3. We have seen an increase in the number of people seeking shelter over the past month. When the PEERS Network was formed in July 2019, less than half of the 65 people engaged were willing to accept help. During the Circuit Breaker, nearly 300 people have come forward so far to seek shelter and assistance, including many who were affected by travel restrictions.

4. Since the COVID-19 (Temporary Measures) (Control Order) Regulations 2020 were effected, we have worked closely with our colleagues in the frontline agencies such as the Police and NParks to refer homeless people and rough sleepers to our shelters, Social Service Offices, and relevant social service agencies for shelter and financial assistance. Those who are homeless will not face penalties under the COVID-19 (Temporary Measures) (Control Order) Regulations 2020, if they are assisted by us.

5. We are deeply grateful to our community partners and social services agencies in the PEERS Network, who have continued their efforts amidst the COVID-19 outbreak by reaching out to the homeless and providing social intervention. We have also distributed care packs with hygiene kits and surgical masks to temporary shelter residents, as well as homeless persons in the streets alongside encouraging them to accept shelter.

6. To meet the need for more shelter spaces, we have worked together with both existing and new PEERS partners to offer their premises as Safe Sound Sleeping Places, or S3Ps. Since the start of the Circuit Breaker, our PEERS S3Ps have expanded both capacity and operating hours to keep our friends indoors as much as possible. They have allowed their homeless guests to remain in the S3Ps throughout the day time and provided them meals.

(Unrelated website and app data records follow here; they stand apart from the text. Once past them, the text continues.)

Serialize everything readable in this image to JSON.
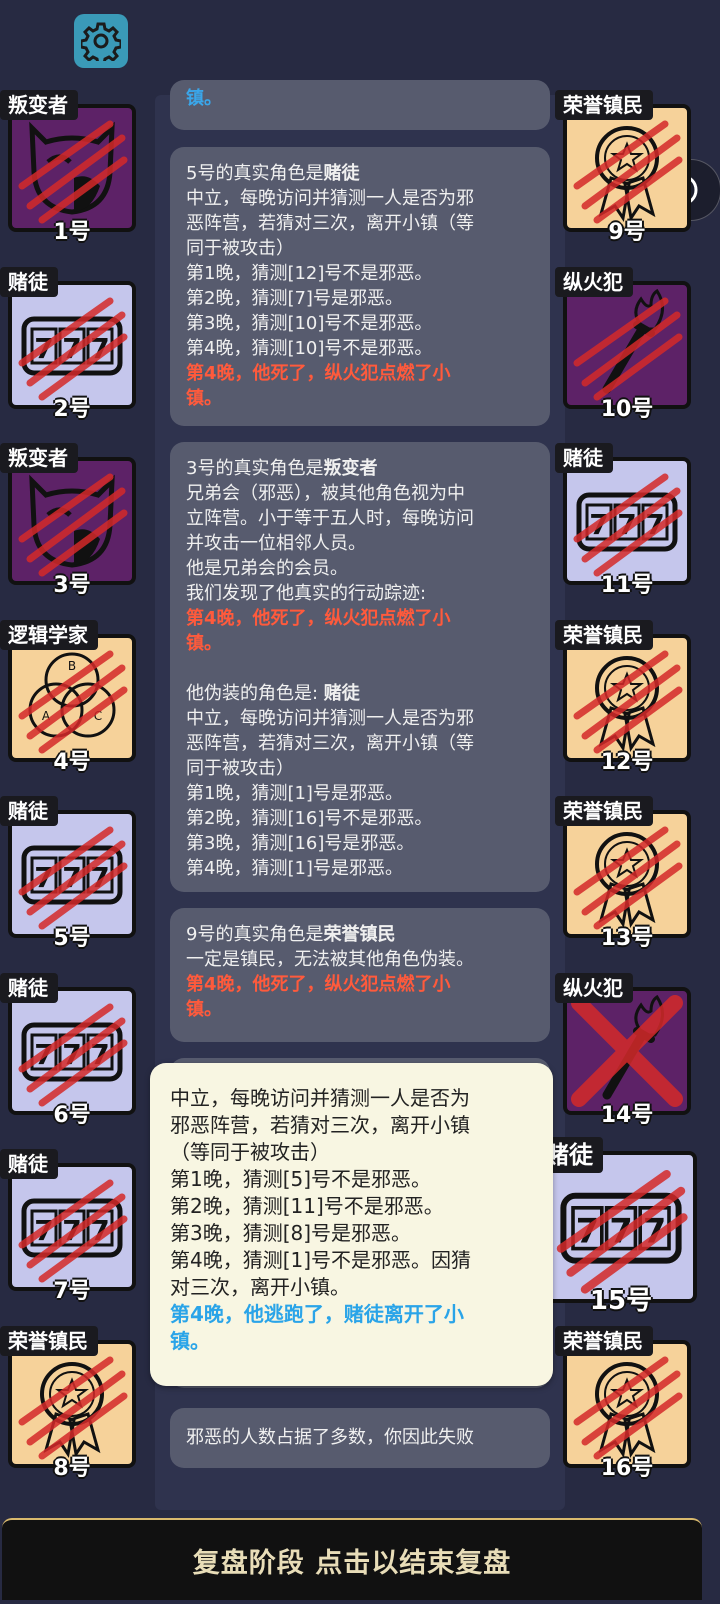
{
  "top_card": {
    "text": "镇。"
  },
  "log_cards": [
    {
      "id": "card5",
      "lines": [
        {
          "prefix": "5号的真实角色是",
          "bold": "赌徒"
        },
        {
          "text": "中立，每晚访问并猜测一人是否为邪"
        },
        {
          "text": "恶阵营，若猜对三次，离开小镇（等"
        },
        {
          "text": "同于被攻击）"
        },
        {
          "text": "第1晚，猜测[12]号不是邪恶。"
        },
        {
          "text": "第2晚，猜测[7]号是邪恶。"
        },
        {
          "text": "第3晚，猜测[10]号不是邪恶。"
        },
        {
          "text": "第4晚，猜测[10]号不是邪恶。"
        },
        {
          "red": "第4晚，他死了，纵火犯点燃了小"
        },
        {
          "red": "镇。"
        }
      ]
    },
    {
      "id": "card3",
      "lines": [
        {
          "prefix": "3号的真实角色是",
          "bold": "叛变者"
        },
        {
          "text": "兄弟会（邪恶），被其他角色视为中"
        },
        {
          "text": "立阵营。小于等于五人时，每晚访问"
        },
        {
          "text": "并攻击一位相邻人员。"
        },
        {
          "text": "他是兄弟会的会员。"
        },
        {
          "text": "我们发现了他真实的行动踪迹:"
        },
        {
          "red": "第4晚，他死了，纵火犯点燃了小"
        },
        {
          "red": "镇。"
        },
        {
          "gap": true
        },
        {
          "prefix": "他伪装的角色是: ",
          "bold": "赌徒"
        },
        {
          "text": "中立，每晚访问并猜测一人是否为邪"
        },
        {
          "text": "恶阵营，若猜对三次，离开小镇（等"
        },
        {
          "text": "同于被攻击）"
        },
        {
          "text": "第1晚，猜测[1]号是邪恶。"
        },
        {
          "text": "第2晚，猜测[16]号不是邪恶。"
        },
        {
          "text": "第3晚，猜测[16]号是邪恶。"
        },
        {
          "text": "第4晚，猜测[1]号是邪恶。"
        }
      ]
    },
    {
      "id": "card9",
      "lines": [
        {
          "prefix": "9号的真实角色是",
          "bold": "荣誉镇民"
        },
        {
          "text": "一定是镇民，无法被其他角色伪装。"
        },
        {
          "red": "第4晚，他死了，纵火犯点燃了小"
        },
        {
          "red": "镇。"
        }
      ]
    }
  ],
  "result_card": {
    "text": "邪恶的人数占据了多数，你因此失败"
  },
  "tooltip": {
    "lines": [
      "中立，每晚访问并猜测一人是否为",
      "邪恶阵营，若猜对三次，离开小镇",
      "（等同于被攻击）",
      "第1晚，猜测[5]号不是邪恶。",
      "第2晚，猜测[11]号不是邪恶。",
      "第3晚，猜测[8]号是邪恶。",
      "第4晚，猜测[1]号不是邪恶。因猜",
      "对三次，离开小镇。"
    ],
    "blue_lines": [
      "第4晚，他逃跑了，赌徒离开了小",
      "镇。"
    ]
  },
  "players_left": [
    {
      "role": "叛变者",
      "num": "1号",
      "icon": "traitor-mask-icon",
      "bg": "purple"
    },
    {
      "role": "赌徒",
      "num": "2号",
      "icon": "slot-777-icon",
      "bg": "lav"
    },
    {
      "role": "叛变者",
      "num": "3号",
      "icon": "traitor-mask-icon",
      "bg": "purple"
    },
    {
      "role": "逻辑学家",
      "num": "4号",
      "icon": "venn-diagram-icon",
      "bg": "peach"
    },
    {
      "role": "赌徒",
      "num": "5号",
      "icon": "slot-777-icon",
      "bg": "lav"
    },
    {
      "role": "赌徒",
      "num": "6号",
      "icon": "slot-777-icon",
      "bg": "lav"
    },
    {
      "role": "赌徒",
      "num": "7号",
      "icon": "slot-777-icon",
      "bg": "lav"
    },
    {
      "role": "荣誉镇民",
      "num": "8号",
      "icon": "medal-icon",
      "bg": "peach"
    }
  ],
  "players_right": [
    {
      "role": "荣誉镇民",
      "num": "9号",
      "icon": "medal-icon",
      "bg": "peach"
    },
    {
      "role": "纵火犯",
      "num": "10号",
      "icon": "torch-icon",
      "bg": "purple"
    },
    {
      "role": "赌徒",
      "num": "11号",
      "icon": "slot-777-icon",
      "bg": "lav"
    },
    {
      "role": "荣誉镇民",
      "num": "12号",
      "icon": "medal-icon",
      "bg": "peach"
    },
    {
      "role": "荣誉镇民",
      "num": "13号",
      "icon": "medal-icon",
      "bg": "peach"
    },
    {
      "role": "纵火犯",
      "num": "14号",
      "icon": "torch-icon",
      "bg": "purple"
    },
    {
      "role": "赌徒",
      "num": "15号",
      "icon": "slot-777-icon",
      "bg": "lav"
    },
    {
      "role": "荣誉镇民",
      "num": "16号",
      "icon": "medal-icon",
      "bg": "peach"
    }
  ],
  "bottom_bar": {
    "label": "复盘阶段 点击以结束复盘"
  },
  "colors": {
    "accent_red": "#ff5a3c",
    "accent_blue": "#3aa6ea",
    "background": "#272a42"
  }
}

PEERS Partners such as Buddha Tooth Relic Temple, Catholic Welfare Services, Good News Community Services and New Hope Community Services have also stepped forward to run new S3Ps as we expected there would be more people needing shelter during the pandemic.

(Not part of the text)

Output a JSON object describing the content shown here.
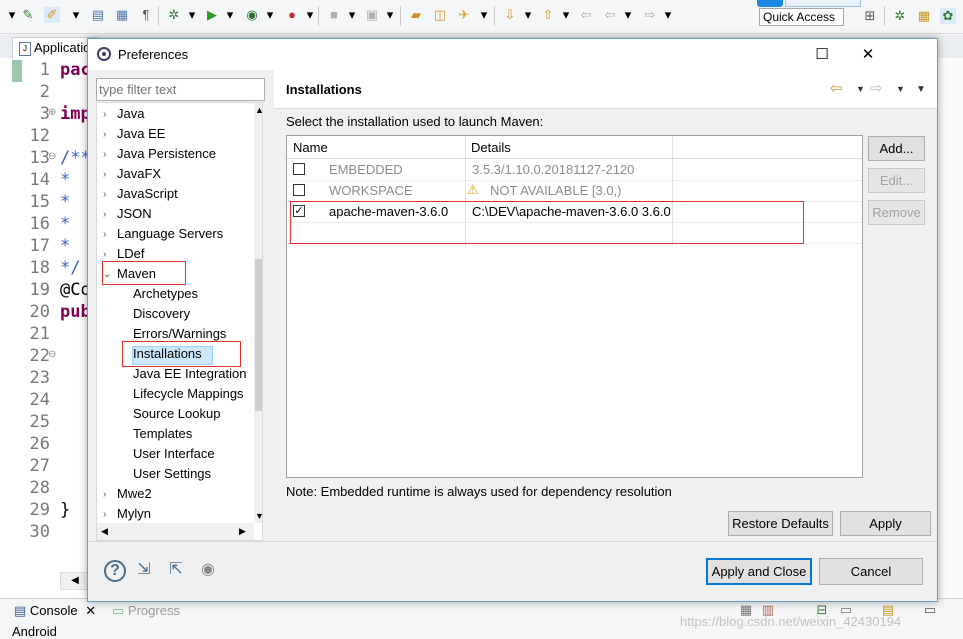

7. 27 new organisations have answered our call to action, bringing the total number of organisations setting up or operating S3Ps to 35. Some of these are Singapore Anglican Community Services together with the Anglican Diocese of Singapore, Kassim Mosque, Ang Mo Kio Methodist Church, Pasir Panjang Hill Community Services, Assyakirin Mosque and Tao One Ltd. HDB has also provided vacant rental flats to our community partners, for them to operate as S3Ps during this crisis.

8. Together, all the S3Ps are able to accommodate some 700 rough sleepers. Currently, we have about 400 spaces available. We would like to thank all our partners for generously welcoming our homeless friends as guests into their premises and operating the S3Ps round the clock at this time.

9. There are currently about 70 families and 75 individuals in our Transitional Shelters. These shelters provide a safe place for residents while social workers help them address their social issues and work towards long-term, stable accommodation.

10. There is a small proportion of homeless individuals who may be destitute as they lack family support and are unable to care for themselves. There are currently about 1,900 such individuals housed in Welfare Homes. We provide care and rehabilitation at Welfare Homes to improve their physical and emotional well-being, and where possible, re-integrate them into the community. MSF encourages potential destitute persons to admit themselves to Welfare Homes for their own safety and well-being. We do not track the number of individuals who decline help.

11. Mr Gan Thiam Poh asked how many residents in Transitional Shelters and Welfare Homes have relatives. We do not have that information readily on-hand, but 90% of individuals in Transitional Shelters and Welfare Homes are single, divorced, widowed, or separated.

12. Ms Anthea Ong asked about the learning gathered from our strategy on the homeless with the COVID-19 crisis. The crisis has reaffirmed the importance of close collaboration between government agencies and community partners. Together with our partners and other members of the community, we have been able to quickly extend help to the homeless during this period. Our aim is not only to keep homeless people and rough sleepers safe during the COVID-19 outbreak, but to help them resolve their underlying challenges and get back on their feet beyond this period.​